_Task details:_
Word for word, set down every record that appears below.

Top of Given records

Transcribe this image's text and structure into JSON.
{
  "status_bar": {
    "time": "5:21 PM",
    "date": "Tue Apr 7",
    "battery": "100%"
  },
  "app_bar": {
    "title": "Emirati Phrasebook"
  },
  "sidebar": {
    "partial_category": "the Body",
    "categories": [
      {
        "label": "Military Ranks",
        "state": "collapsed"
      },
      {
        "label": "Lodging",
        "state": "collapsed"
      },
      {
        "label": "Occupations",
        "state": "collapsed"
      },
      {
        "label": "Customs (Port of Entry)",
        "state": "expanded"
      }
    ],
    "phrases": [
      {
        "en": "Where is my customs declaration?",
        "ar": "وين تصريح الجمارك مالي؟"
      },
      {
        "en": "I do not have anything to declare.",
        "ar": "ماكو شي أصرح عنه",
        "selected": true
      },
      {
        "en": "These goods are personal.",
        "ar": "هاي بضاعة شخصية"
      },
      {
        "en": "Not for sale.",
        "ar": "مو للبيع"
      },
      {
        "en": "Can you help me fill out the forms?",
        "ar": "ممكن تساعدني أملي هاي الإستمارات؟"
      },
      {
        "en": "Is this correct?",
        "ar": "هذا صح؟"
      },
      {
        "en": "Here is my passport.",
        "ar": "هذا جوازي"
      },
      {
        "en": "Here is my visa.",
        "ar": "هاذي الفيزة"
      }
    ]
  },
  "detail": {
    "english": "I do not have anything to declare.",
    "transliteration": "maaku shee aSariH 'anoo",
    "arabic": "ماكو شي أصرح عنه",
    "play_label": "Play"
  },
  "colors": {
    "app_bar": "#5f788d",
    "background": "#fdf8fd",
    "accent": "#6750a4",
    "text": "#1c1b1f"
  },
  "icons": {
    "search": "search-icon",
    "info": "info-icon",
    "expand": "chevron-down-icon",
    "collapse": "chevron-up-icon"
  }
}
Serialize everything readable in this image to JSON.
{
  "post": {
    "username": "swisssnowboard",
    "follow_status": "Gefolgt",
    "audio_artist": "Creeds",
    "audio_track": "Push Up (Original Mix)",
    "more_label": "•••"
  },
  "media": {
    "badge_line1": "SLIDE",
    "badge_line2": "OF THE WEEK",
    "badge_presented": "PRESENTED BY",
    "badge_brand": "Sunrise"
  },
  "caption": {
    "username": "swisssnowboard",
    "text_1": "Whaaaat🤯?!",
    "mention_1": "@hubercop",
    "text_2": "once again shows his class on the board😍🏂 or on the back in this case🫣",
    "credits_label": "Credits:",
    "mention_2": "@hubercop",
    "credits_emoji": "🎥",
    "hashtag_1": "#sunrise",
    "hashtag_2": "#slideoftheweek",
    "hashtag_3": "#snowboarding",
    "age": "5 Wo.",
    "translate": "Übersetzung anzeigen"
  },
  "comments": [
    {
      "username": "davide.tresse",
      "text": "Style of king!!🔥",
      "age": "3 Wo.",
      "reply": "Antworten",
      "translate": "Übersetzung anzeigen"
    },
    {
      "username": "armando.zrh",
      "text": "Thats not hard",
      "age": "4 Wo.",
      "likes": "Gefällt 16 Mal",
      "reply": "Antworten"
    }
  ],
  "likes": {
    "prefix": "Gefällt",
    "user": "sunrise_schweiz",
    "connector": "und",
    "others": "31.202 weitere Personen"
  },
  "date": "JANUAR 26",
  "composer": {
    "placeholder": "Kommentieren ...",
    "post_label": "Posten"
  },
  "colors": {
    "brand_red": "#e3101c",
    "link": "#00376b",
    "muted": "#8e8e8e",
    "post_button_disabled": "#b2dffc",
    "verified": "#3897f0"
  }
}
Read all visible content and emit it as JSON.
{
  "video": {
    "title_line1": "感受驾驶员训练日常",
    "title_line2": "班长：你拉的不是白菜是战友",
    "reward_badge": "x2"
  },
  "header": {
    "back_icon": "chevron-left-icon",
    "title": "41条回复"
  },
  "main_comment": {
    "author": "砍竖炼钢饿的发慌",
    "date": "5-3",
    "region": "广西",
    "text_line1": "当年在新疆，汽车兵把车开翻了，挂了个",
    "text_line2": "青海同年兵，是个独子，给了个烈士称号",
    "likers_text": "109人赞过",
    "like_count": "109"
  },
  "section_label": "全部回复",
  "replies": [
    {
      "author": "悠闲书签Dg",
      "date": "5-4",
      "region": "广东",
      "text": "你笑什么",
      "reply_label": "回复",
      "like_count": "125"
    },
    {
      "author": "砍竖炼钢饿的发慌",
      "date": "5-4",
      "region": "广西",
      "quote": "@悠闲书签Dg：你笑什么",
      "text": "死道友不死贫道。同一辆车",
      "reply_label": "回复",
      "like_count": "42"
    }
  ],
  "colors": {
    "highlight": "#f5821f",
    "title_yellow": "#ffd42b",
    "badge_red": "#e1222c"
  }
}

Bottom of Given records

_Solution:_
Transcribe this image's text and structure into JSON.
{
  "status_bar": {
    "time": "5:21 PM",
    "date": "Tue Apr 7",
    "battery": "100%"
  },
  "app_bar": {
    "title": "Emirati Phrasebook"
  },
  "sidebar": {
    "partial_category": "the Body",
    "categories": [
      {
        "label": "Military Ranks",
        "state": "collapsed"
      },
      {
        "label": "Lodging",
        "state": "collapsed"
      },
      {
        "label": "Occupations",
        "state": "collapsed"
      },
      {
        "label": "Customs (Port of Entry)",
        "state": "expanded"
      }
    ],
    "phrases": [
      {
        "en": "Where is my customs declaration?",
        "ar": "وين تصريح الجمارك مالي؟"
      },
      {
        "en": "I do not have anything to declare.",
        "ar": "ماكو شي أصرح عنه",
        "selected": true
      },
      {
        "en": "These goods are personal.",
        "ar": "هاي بضاعة شخصية"
      },
      {
        "en": "Not for sale.",
        "ar": "مو للبيع"
      },
      {
        "en": "Can you help me fill out the forms?",
        "ar": "ممكن تساعدني أملي هاي الإستمارات؟"
      },
      {
        "en": "Is this correct?",
        "ar": "هذا صح؟"
      },
      {
        "en": "Here is my passport.",
        "ar": "هذا جوازي"
      },
      {
        "en": "Here is my visa.",
        "ar": "هاذي الفيزة"
      }
    ]
  },
  "detail": {
    "english": "I do not have anything to declare.",
    "transliteration": "maaku shee aSariH 'anoo",
    "arabic": "ماكو شي أصرح عنه",
    "play_label": "Play"
  },
  "colors": {
    "app_bar": "#5f788d",
    "background": "#fdf8fd",
    "accent": "#6750a4",
    "text": "#1c1b1f"
  },
  "icons": {
    "search": "search-icon",
    "info": "info-icon",
    "expand": "chevron-down-icon",
    "collapse": "chevron-up-icon"
  }
}
Serialize everything readable in this image to JSON.
{
  "post": {
    "username": "swisssnowboard",
    "follow_status": "Gefolgt",
    "audio_artist": "Creeds",
    "audio_track": "Push Up (Original Mix)",
    "more_label": "•••"
  },
  "media": {
    "badge_line1": "SLIDE",
    "badge_line2": "OF THE WEEK",
    "badge_presented": "PRESENTED BY",
    "badge_brand": "Sunrise"
  },
  "caption": {
    "username": "swisssnowboard",
    "text_1": "Whaaaat🤯?!",
    "mention_1": "@hubercop",
    "text_2": "once again shows his class on the board😍🏂 or on the back in this case🫣",
    "credits_label": "Credits:",
    "mention_2": "@hubercop",
    "credits_emoji": "🎥",
    "hashtag_1": "#sunrise",
    "hashtag_2": "#slideoftheweek",
    "hashtag_3": "#snowboarding",
    "age": "5 Wo.",
    "translate": "Übersetzung anzeigen"
  },
  "comments": [
    {
      "username": "davide.tresse",
      "text": "Style of king!!🔥",
      "age": "3 Wo.",
      "reply": "Antworten",
      "translate": "Übersetzung anzeigen"
    },
    {
      "username": "armando.zrh",
      "text": "Thats not hard",
      "age": "4 Wo.",
      "likes": "Gefällt 16 Mal",
      "reply": "Antworten"
    }
  ],
  "likes": {
    "prefix": "Gefällt",
    "user": "sunrise_schweiz",
    "connector": "und",
    "others": "31.202 weitere Personen"
  },
  "date": "JANUAR 26",
  "composer": {
    "placeholder": "Kommentieren ...",
    "post_label": "Posten"
  },
  "colors": {
    "brand_red": "#e3101c",
    "link": "#00376b",
    "muted": "#8e8e8e",
    "post_button_disabled": "#b2dffc",
    "verified": "#3897f0"
  }
}
Read all visible content and emit it as JSON.
{
  "video": {
    "title_line1": "感受驾驶员训练日常",
    "title_line2": "班长：你拉的不是白菜是战友",
    "reward_badge": "x2"
  },
  "header": {
    "back_icon": "chevron-left-icon",
    "title": "41条回复"
  },
  "main_comment": {
    "author": "砍竖炼钢饿的发慌",
    "date": "5-3",
    "region": "广西",
    "text_line1": "当年在新疆，汽车兵把车开翻了，挂了个",
    "text_line2": "青海同年兵，是个独子，给了个烈士称号",
    "likers_text": "109人赞过",
    "like_count": "109"
  },
  "section_label": "全部回复",
  "replies": [
    {
      "author": "悠闲书签Dg",
      "date": "5-4",
      "region": "广东",
      "text": "你笑什么",
      "reply_label": "回复",
      "like_count": "125"
    },
    {
      "author": "砍竖炼钢饿的发慌",
      "date": "5-4",
      "region": "广西",
      "quote": "@悠闲书签Dg：你笑什么",
      "text": "死道友不死贫道。同一辆车",
      "reply_label": "回复",
      "like_count": "42"
    }
  ],
  "colors": {
    "highlight": "#f5821f",
    "title_yellow": "#ffd42b",
    "badge_red": "#e1222c"
  }
}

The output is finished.